By Jeremiah Johnson
June 15, 2018
There are actually a lot of different types of energy sources to tap into after a disaster strikes. One of the major differences is that unless you have formed some kind of intentional community or have a group of like-minded individuals in your area, you will be the engineer, the mechanic, and the maintenance man all rolled into one. To digress just a bit, this is why shows such as “The Colony” (the reality show, not the aliens), and “Doomsday Preppers” are productive for the introduction of ideas. Those ideas need to be researched and employed, in that order.
Let’s cover some methods to generate energy and provide power, and discuss the positive and negative aspects of each one.
- Wood: absolutely a mainstay after disaster strikes. I’ve written several pieces on the benefits of wood stoves: for cooking, boiling water for washing, laundry, and drinking, and of course, for heat. For those with a fireplace and no woodstove, a set of Dutch ovens (cast-iron cookware) and a kettle that can be hung within it are good for starters. There are also racks out there for hanging laundry and taking advantage of the heat from the fireplace or the woodstove. The main problems with the woodstove are fuel and security. First, you need to lay in a good supply of wood long before either the winter and/or the disaster strikes. Secondly, the wood fire produces smoke, something that cannot be concealed, and this will alert others to your location.
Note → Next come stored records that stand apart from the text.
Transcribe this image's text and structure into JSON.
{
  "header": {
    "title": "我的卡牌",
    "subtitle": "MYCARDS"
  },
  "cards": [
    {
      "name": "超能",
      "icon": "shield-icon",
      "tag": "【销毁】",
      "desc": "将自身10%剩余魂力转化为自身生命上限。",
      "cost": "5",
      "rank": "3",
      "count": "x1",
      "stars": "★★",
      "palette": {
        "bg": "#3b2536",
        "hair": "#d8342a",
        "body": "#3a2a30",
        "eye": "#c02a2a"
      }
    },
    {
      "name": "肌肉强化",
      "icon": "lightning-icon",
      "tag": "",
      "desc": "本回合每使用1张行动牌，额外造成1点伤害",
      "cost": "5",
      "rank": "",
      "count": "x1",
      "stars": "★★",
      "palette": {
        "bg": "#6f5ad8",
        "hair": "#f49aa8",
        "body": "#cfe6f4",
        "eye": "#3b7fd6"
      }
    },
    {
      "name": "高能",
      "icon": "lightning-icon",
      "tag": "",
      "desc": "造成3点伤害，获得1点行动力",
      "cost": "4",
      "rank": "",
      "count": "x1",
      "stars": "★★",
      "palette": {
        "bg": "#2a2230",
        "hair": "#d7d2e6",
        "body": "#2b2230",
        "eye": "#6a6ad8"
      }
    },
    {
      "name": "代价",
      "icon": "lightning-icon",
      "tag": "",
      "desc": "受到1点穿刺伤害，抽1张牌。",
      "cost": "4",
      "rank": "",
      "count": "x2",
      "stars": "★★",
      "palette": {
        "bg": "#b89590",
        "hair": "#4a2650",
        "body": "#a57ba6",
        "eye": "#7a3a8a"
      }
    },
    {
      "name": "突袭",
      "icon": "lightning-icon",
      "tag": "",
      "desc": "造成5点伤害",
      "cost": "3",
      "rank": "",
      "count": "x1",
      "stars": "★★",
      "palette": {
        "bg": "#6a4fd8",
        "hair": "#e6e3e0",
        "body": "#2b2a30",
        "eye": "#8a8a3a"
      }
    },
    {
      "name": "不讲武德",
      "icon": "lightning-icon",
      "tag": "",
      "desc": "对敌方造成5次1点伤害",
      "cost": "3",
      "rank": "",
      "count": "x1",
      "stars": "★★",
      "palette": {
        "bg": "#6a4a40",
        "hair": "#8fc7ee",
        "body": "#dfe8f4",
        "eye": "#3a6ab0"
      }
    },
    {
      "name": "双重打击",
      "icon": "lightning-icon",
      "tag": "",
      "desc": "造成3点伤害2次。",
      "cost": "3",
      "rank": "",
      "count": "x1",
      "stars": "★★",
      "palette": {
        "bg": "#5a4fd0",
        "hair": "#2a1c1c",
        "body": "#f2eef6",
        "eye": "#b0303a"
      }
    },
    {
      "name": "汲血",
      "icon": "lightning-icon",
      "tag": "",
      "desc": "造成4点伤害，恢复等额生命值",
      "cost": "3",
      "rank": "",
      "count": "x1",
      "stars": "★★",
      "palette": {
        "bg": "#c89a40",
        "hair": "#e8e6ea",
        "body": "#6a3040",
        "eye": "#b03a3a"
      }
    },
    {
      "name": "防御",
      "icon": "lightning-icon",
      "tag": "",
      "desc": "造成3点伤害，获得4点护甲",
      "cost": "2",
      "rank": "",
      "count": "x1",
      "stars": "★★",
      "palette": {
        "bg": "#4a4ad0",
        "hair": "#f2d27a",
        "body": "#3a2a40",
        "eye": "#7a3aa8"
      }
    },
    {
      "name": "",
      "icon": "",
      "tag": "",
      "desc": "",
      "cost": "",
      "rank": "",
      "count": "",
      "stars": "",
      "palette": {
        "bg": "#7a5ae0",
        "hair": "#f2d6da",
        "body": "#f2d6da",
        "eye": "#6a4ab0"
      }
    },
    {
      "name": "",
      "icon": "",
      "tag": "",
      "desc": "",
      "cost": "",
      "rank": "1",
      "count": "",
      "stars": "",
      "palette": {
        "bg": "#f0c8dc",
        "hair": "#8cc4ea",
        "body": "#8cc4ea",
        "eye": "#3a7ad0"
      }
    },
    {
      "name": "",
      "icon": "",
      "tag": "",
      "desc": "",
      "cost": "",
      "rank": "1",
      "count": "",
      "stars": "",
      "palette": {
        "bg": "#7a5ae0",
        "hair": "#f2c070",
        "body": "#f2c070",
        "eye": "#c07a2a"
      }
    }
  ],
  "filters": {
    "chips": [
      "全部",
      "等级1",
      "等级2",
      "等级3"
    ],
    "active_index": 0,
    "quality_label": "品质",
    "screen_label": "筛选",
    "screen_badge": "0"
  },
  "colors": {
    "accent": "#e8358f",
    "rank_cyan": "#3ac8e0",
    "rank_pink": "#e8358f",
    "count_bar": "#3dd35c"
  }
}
- Solar: It’s always worthwhile to throw some panels up on the roof, as these can give at least a trickle charge, if not power everything you have. Undertaking this is fairly…